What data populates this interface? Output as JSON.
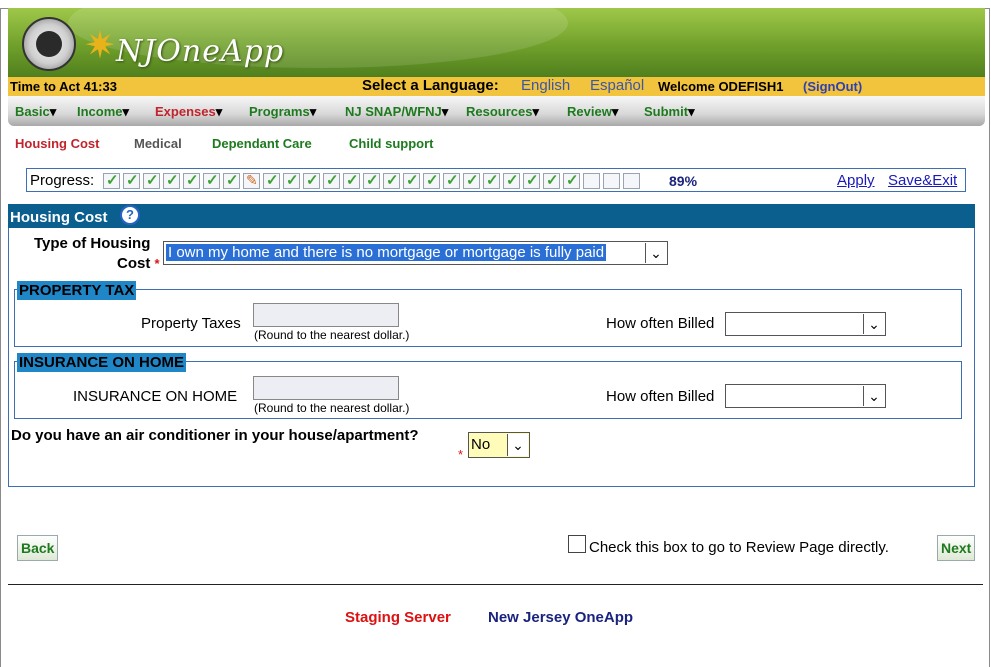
{
  "header": {
    "logo_text": "NJOneApp"
  },
  "topbar": {
    "time_to_act": "Time to Act 41:33",
    "select_language_label": "Select a Language:",
    "lang_english": "English",
    "lang_spanish": "Español",
    "welcome": "Welcome ODEFISH1",
    "signout": "(SignOut)"
  },
  "menu": {
    "items": [
      "Basic",
      "Income",
      "Expenses",
      "Programs",
      "NJ SNAP/WFNJ",
      "Resources",
      "Review",
      "Submit"
    ],
    "active": "Expenses"
  },
  "subnav": {
    "items": [
      "Housing Cost",
      "Medical",
      "Dependant Care",
      "Child support"
    ]
  },
  "progress": {
    "label": "Progress:",
    "percent": "89%",
    "percent_value": 0.89,
    "apply": "Apply",
    "save_exit": "Save&Exit",
    "steps_total": 27,
    "steps_completed": 24
  },
  "section": {
    "title": "Housing Cost",
    "housing_type_label_line1": "Type of Housing",
    "housing_type_label_line2": "Cost",
    "required_mark": "*",
    "housing_type_value": "I own my home and there is no mortgage or mortgage is fully paid",
    "property_tax": {
      "legend": "PROPERTY TAX",
      "field_label": "Property Taxes",
      "note": "(Round to the nearest dollar.)",
      "billed_label": "How often Billed",
      "billed_value": ""
    },
    "insurance": {
      "legend": "INSURANCE ON HOME",
      "field_label": "INSURANCE ON HOME",
      "note": "(Round to the nearest dollar.)",
      "billed_label": "How often Billed",
      "billed_value": ""
    },
    "air_conditioner_question": "Do you have an air conditioner in your house/apartment?",
    "air_conditioner_value": "No"
  },
  "actions": {
    "back": "Back",
    "next": "Next",
    "review_checkbox_label": "Check this box to go to Review Page directly."
  },
  "footer": {
    "server": "Staging Server",
    "app_name": "New Jersey OneApp"
  },
  "colors": {
    "header_green": "#6f9f2a",
    "topbar_yellow": "#f2c33c",
    "section_blue": "#0b5f8f",
    "legend_blue": "#1f86c8",
    "link_green": "#1e7a1e",
    "active_red": "#c0242c"
  }
}
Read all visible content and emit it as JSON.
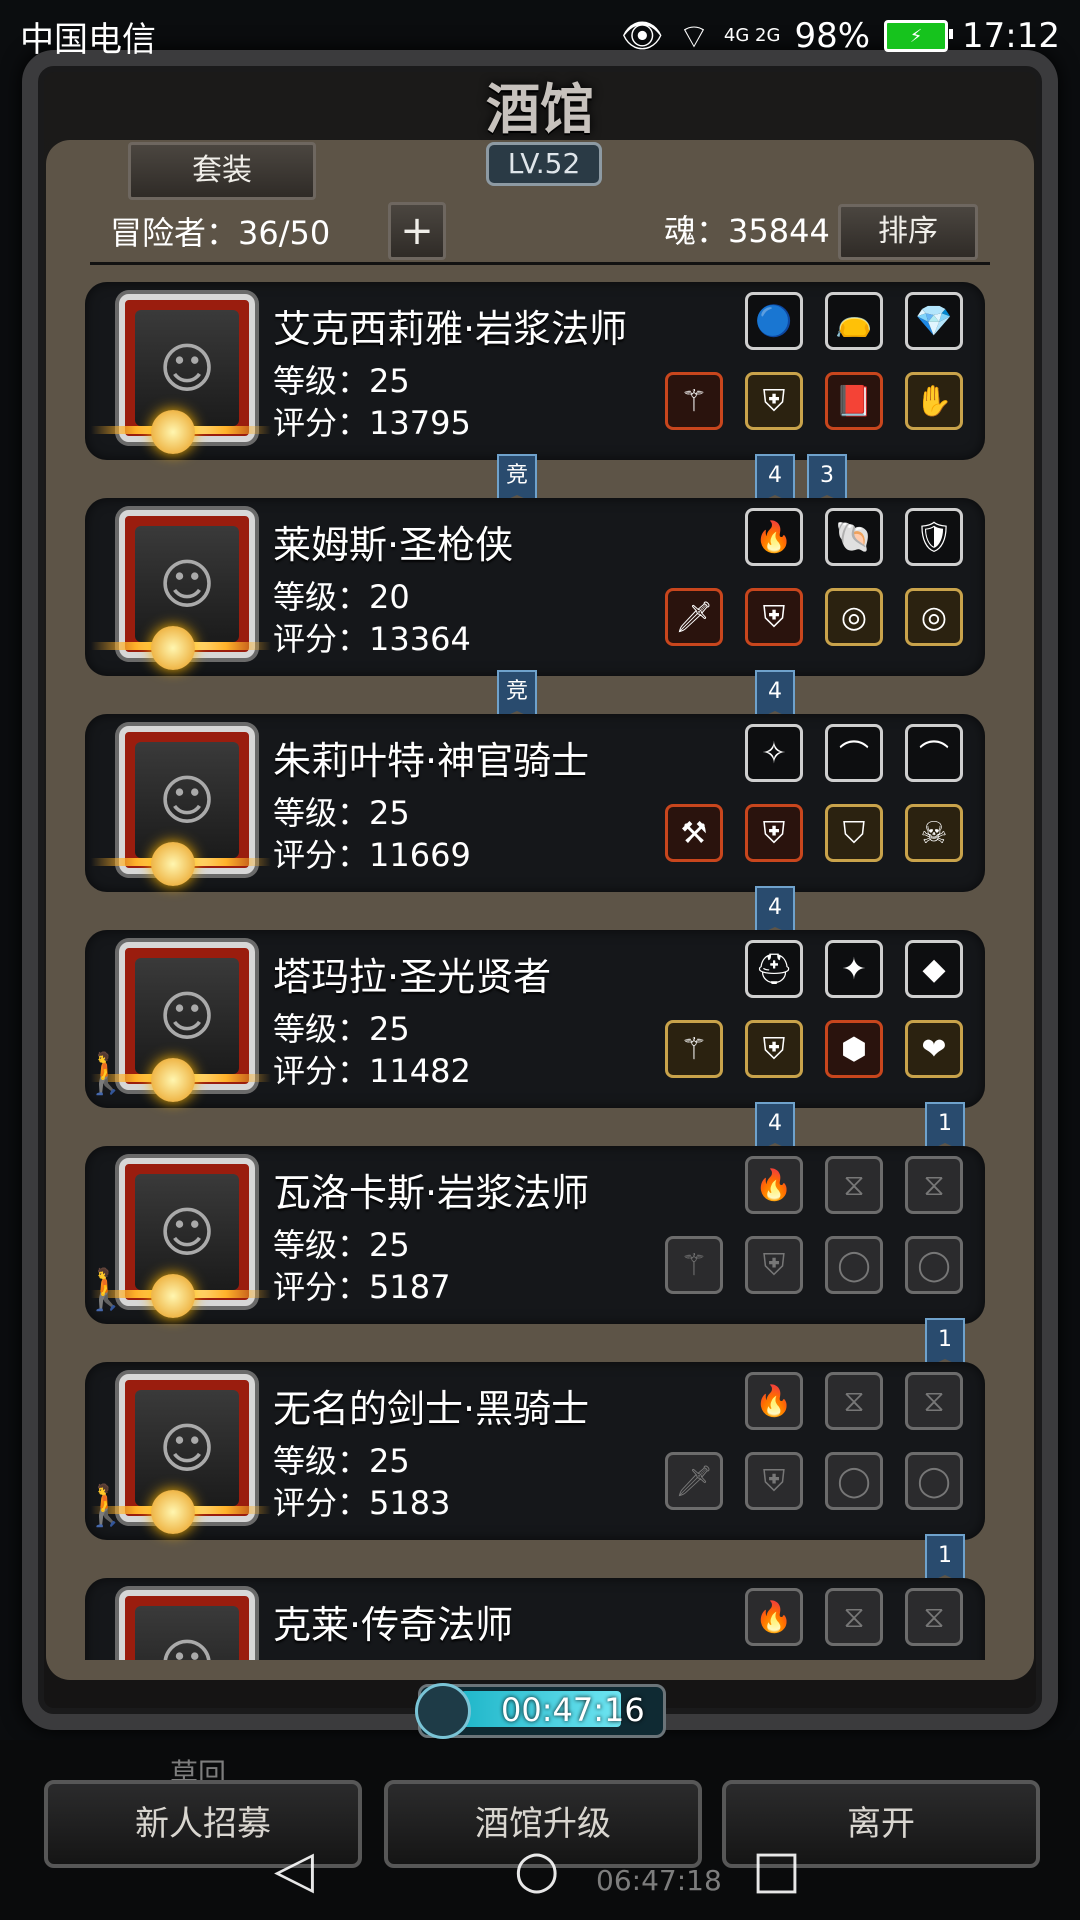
{
  "status": {
    "carrier": "中国电信",
    "network": "4G 2G",
    "battery": "98%",
    "time": "17:12"
  },
  "header": {
    "title": "酒馆",
    "level": "LV.52",
    "set_button": "套装",
    "adventurers": "冒险者：36/50",
    "soul": "魂：35844",
    "sort_button": "排序",
    "plus": "+"
  },
  "heroes": [
    {
      "name": "艾克西莉雅·岩浆法师",
      "level": "等级：25",
      "score": "评分：13795",
      "ribbons": [
        "竞",
        "4",
        "3"
      ]
    },
    {
      "name": "莱姆斯·圣枪侠",
      "level": "等级：20",
      "score": "评分：13364",
      "ribbons": [
        "竞",
        "4"
      ]
    },
    {
      "name": "朱莉叶特·神官骑士",
      "level": "等级：25",
      "score": "评分：11669",
      "ribbons": [
        "4"
      ]
    },
    {
      "name": "塔玛拉·圣光贤者",
      "level": "等级：25",
      "score": "评分：11482",
      "ribbons": [
        "4",
        "1"
      ]
    },
    {
      "name": "瓦洛卡斯·岩浆法师",
      "level": "等级：25",
      "score": "评分：5187",
      "ribbons": [
        "1"
      ]
    },
    {
      "name": "无名的剑士·黑骑士",
      "level": "等级：25",
      "score": "评分：5183",
      "ribbons": [
        "1"
      ]
    },
    {
      "name": "克莱·传奇法师",
      "level": "",
      "score": ""
    }
  ],
  "timer": {
    "value": "00:47:16"
  },
  "bottom": {
    "recruit": "新人招募",
    "upgrade": "酒馆升级",
    "leave": "离开",
    "bg_timer": "06:47:18",
    "bg_label": "草回"
  }
}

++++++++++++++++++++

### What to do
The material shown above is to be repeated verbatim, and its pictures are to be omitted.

### Exercise output
What data populates this interface? Output as JSON.
{
  "header": {
    "logo_text": "NJOneApp"
  },
  "topbar": {
    "time_to_act": "Time to Act 41:33",
    "select_language_label": "Select a Language:",
    "lang_english": "English",
    "lang_spanish": "Español",
    "welcome": "Welcome ODEFISH1",
    "signout": "(SignOut)"
  },
  "menu": {
    "items": [
      "Basic",
      "Income",
      "Expenses",
      "Programs",
      "NJ SNAP/WFNJ",
      "Resources",
      "Review",
      "Submit"
    ],
    "active": "Expenses"
  },
  "subnav": {
    "items": [
      "Housing Cost",
      "Medical",
      "Dependant Care",
      "Child support"
    ]
  },
  "progress": {
    "label": "Progress:",
    "percent": "89%",
    "percent_value": 0.89,
    "apply": "Apply",
    "save_exit": "Save&Exit",
    "steps_total": 27,
    "steps_completed": 24
  },
  "section": {
    "title": "Housing Cost",
    "housing_type_label_line1": "Type of Housing",
    "housing_type_label_line2": "Cost",
    "required_mark": "*",
    "housing_type_value": "I own my home and there is no mortgage or mortgage is fully paid",
    "property_tax": {
      "legend": "PROPERTY TAX",
      "field_label": "Property Taxes",
      "note": "(Round to the nearest dollar.)",
      "billed_label": "How often Billed",
      "billed_value": ""
    },
    "insurance": {
      "legend": "INSURANCE ON HOME",
      "field_label": "INSURANCE ON HOME",
      "note": "(Round to the nearest dollar.)",
      "billed_label": "How often Billed",
      "billed_value": ""
    },
    "air_conditioner_question": "Do you have an air conditioner in your house/apartment?",
    "air_conditioner_value": "No"
  },
  "actions": {
    "back": "Back",
    "next": "Next",
    "review_checkbox_label": "Check this box to go to Review Page directly."
  },
  "footer": {
    "server": "Staging Server",
    "app_name": "New Jersey OneApp"
  },
  "colors": {
    "header_green": "#6f9f2a",
    "topbar_yellow": "#f2c33c",
    "section_blue": "#0b5f8f",
    "legend_blue": "#1f86c8",
    "link_green": "#1e7a1e",
    "active_red": "#c0242c"
  }
}
Read all visible content and emit it as JSON.
{
  "status": {
    "carrier": "中国电信",
    "network": "4G 2G",
    "battery": "98%",
    "time": "17:12"
  },
  "header": {
    "title": "酒馆",
    "level": "LV.52",
    "set_button": "套装",
    "adventurers": "冒险者：36/50",
    "soul": "魂：35844",
    "sort_button": "排序",
    "plus": "+"
  },
  "heroes": [
    {
      "name": "艾克西莉雅·岩浆法师",
      "level": "等级：25",
      "score": "评分：13795",
      "ribbons": [
        "竞",
        "4",
        "3"
      ]
    },
    {
      "name": "莱姆斯·圣枪侠",
      "level": "等级：20",
      "score": "评分：13364",
      "ribbons": [
        "竞",
        "4"
      ]
    },
    {
      "name": "朱莉叶特·神官骑士",
      "level": "等级：25",
      "score": "评分：11669",
      "ribbons": [
        "4"
      ]
    },
    {
      "name": "塔玛拉·圣光贤者",
      "level": "等级：25",
      "score": "评分：11482",
      "ribbons": [
        "4",
        "1"
      ]
    },
    {
      "name": "瓦洛卡斯·岩浆法师",
      "level": "等级：25",
      "score": "评分：5187",
      "ribbons": [
        "1"
      ]
    },
    {
      "name": "无名的剑士·黑骑士",
      "level": "等级：25",
      "score": "评分：5183",
      "ribbons": [
        "1"
      ]
    },
    {
      "name": "克莱·传奇法师",
      "level": "",
      "score": ""
    }
  ],
  "timer": {
    "value": "00:47:16"
  },
  "bottom": {
    "recruit": "新人招募",
    "upgrade": "酒馆升级",
    "leave": "离开",
    "bg_timer": "06:47:18",
    "bg_label": "草回"
  }
}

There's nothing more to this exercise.